* **WHAT IS EXPECTED**: All entries below are to be set down again exactly as given.

* **EXTRACTED ENTRIES**:

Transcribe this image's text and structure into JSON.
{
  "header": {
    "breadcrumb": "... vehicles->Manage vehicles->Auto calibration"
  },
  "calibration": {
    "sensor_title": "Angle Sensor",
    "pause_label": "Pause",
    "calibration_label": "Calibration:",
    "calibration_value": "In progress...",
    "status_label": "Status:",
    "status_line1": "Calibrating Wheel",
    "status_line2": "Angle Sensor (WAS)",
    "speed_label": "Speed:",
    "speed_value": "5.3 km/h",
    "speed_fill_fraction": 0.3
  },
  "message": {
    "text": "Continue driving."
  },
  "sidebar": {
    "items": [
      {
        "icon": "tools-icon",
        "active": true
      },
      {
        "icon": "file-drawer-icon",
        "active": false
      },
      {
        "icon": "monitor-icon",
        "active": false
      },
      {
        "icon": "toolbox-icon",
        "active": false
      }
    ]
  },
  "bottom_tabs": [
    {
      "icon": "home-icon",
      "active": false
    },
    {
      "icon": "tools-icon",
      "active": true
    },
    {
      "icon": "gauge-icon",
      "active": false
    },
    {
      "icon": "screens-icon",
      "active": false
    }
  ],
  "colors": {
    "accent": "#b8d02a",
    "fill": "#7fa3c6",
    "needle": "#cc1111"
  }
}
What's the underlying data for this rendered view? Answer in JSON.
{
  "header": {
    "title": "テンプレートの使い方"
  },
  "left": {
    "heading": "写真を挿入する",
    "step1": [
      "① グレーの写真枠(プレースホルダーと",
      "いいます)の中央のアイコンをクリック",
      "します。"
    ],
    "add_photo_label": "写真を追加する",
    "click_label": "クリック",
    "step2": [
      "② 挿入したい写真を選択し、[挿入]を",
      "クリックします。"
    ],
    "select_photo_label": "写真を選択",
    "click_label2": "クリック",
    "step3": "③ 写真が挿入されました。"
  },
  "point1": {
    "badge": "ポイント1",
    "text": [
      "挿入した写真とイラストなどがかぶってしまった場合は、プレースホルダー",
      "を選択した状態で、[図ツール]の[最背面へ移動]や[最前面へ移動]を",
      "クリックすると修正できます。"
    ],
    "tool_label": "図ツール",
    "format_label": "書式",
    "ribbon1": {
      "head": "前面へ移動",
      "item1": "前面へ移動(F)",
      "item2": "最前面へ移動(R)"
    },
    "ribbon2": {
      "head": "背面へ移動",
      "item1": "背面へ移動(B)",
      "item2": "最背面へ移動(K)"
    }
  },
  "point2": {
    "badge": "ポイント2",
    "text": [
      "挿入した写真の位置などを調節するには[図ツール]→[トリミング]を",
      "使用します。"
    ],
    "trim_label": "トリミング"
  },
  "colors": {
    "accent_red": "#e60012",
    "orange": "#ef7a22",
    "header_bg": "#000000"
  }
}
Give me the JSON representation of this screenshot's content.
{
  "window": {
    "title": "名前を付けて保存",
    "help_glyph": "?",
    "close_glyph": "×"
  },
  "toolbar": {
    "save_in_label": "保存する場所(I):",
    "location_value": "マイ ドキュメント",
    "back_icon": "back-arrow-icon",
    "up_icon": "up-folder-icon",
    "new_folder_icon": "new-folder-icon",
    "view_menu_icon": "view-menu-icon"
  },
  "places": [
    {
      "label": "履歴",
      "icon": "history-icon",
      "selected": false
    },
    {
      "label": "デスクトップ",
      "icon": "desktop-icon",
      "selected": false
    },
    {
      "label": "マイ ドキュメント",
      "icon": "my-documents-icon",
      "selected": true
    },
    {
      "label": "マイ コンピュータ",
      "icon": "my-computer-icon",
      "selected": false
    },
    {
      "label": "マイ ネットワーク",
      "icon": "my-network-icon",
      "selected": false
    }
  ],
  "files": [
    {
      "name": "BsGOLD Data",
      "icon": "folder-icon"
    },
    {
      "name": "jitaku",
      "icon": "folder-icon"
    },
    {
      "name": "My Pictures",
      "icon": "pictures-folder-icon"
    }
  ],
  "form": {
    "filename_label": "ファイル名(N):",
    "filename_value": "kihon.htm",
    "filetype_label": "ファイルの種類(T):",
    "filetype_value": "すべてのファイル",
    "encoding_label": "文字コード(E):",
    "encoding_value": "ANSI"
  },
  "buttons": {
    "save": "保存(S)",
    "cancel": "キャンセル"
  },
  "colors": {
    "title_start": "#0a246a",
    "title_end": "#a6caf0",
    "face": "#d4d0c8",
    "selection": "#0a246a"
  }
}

* **REPLY TO THE TASK**:
Transcribe this image's text and structure into JSON.
{
  "header": {
    "breadcrumb": "... vehicles->Manage vehicles->Auto calibration"
  },
  "calibration": {
    "sensor_title": "Angle Sensor",
    "pause_label": "Pause",
    "calibration_label": "Calibration:",
    "calibration_value": "In progress...",
    "status_label": "Status:",
    "status_line1": "Calibrating Wheel",
    "status_line2": "Angle Sensor (WAS)",
    "speed_label": "Speed:",
    "speed_value": "5.3 km/h",
    "speed_fill_fraction": 0.3
  },
  "message": {
    "text": "Continue driving."
  },
  "sidebar": {
    "items": [
      {
        "icon": "tools-icon",
        "active": true
      },
      {
        "icon": "file-drawer-icon",
        "active": false
      },
      {
        "icon": "monitor-icon",
        "active": false
      },
      {
        "icon": "toolbox-icon",
        "active": false
      }
    ]
  },
  "bottom_tabs": [
    {
      "icon": "home-icon",
      "active": false
    },
    {
      "icon": "tools-icon",
      "active": true
    },
    {
      "icon": "gauge-icon",
      "active": false
    },
    {
      "icon": "screens-icon",
      "active": false
    }
  ],
  "colors": {
    "accent": "#b8d02a",
    "fill": "#7fa3c6",
    "needle": "#cc1111"
  }
}
What's the underlying data for this rendered view? Answer in JSON.
{
  "header": {
    "title": "テンプレートの使い方"
  },
  "left": {
    "heading": "写真を挿入する",
    "step1": [
      "① グレーの写真枠(プレースホルダーと",
      "いいます)の中央のアイコンをクリック",
      "します。"
    ],
    "add_photo_label": "写真を追加する",
    "click_label": "クリック",
    "step2": [
      "② 挿入したい写真を選択し、[挿入]を",
      "クリックします。"
    ],
    "select_photo_label": "写真を選択",
    "click_label2": "クリック",
    "step3": "③ 写真が挿入されました。"
  },
  "point1": {
    "badge": "ポイント1",
    "text": [
      "挿入した写真とイラストなどがかぶってしまった場合は、プレースホルダー",
      "を選択した状態で、[図ツール]の[最背面へ移動]や[最前面へ移動]を",
      "クリックすると修正できます。"
    ],
    "tool_label": "図ツール",
    "format_label": "書式",
    "ribbon1": {
      "head": "前面へ移動",
      "item1": "前面へ移動(F)",
      "item2": "最前面へ移動(R)"
    },
    "ribbon2": {
      "head": "背面へ移動",
      "item1": "背面へ移動(B)",
      "item2": "最背面へ移動(K)"
    }
  },
  "point2": {
    "badge": "ポイント2",
    "text": [
      "挿入した写真の位置などを調節するには[図ツール]→[トリミング]を",
      "使用します。"
    ],
    "trim_label": "トリミング"
  },
  "colors": {
    "accent_red": "#e60012",
    "orange": "#ef7a22",
    "header_bg": "#000000"
  }
}
Give me the JSON representation of this screenshot's content.
{
  "window": {
    "title": "名前を付けて保存",
    "help_glyph": "?",
    "close_glyph": "×"
  },
  "toolbar": {
    "save_in_label": "保存する場所(I):",
    "location_value": "マイ ドキュメント",
    "back_icon": "back-arrow-icon",
    "up_icon": "up-folder-icon",
    "new_folder_icon": "new-folder-icon",
    "view_menu_icon": "view-menu-icon"
  },
  "places": [
    {
      "label": "履歴",
      "icon": "history-icon",
      "selected": false
    },
    {
      "label": "デスクトップ",
      "icon": "desktop-icon",
      "selected": false
    },
    {
      "label": "マイ ドキュメント",
      "icon": "my-documents-icon",
      "selected": true
    },
    {
      "label": "マイ コンピュータ",
      "icon": "my-computer-icon",
      "selected": false
    },
    {
      "label": "マイ ネットワーク",
      "icon": "my-network-icon",
      "selected": false
    }
  ],
  "files": [
    {
      "name": "BsGOLD Data",
      "icon": "folder-icon"
    },
    {
      "name": "jitaku",
      "icon": "folder-icon"
    },
    {
      "name": "My Pictures",
      "icon": "pictures-folder-icon"
    }
  ],
  "form": {
    "filename_label": "ファイル名(N):",
    "filename_value": "kihon.htm",
    "filetype_label": "ファイルの種類(T):",
    "filetype_value": "すべてのファイル",
    "encoding_label": "文字コード(E):",
    "encoding_value": "ANSI"
  },
  "buttons": {
    "save": "保存(S)",
    "cancel": "キャンセル"
  },
  "colors": {
    "title_start": "#0a246a",
    "title_end": "#a6caf0",
    "face": "#d4d0c8",
    "selection": "#0a246a"
  }
}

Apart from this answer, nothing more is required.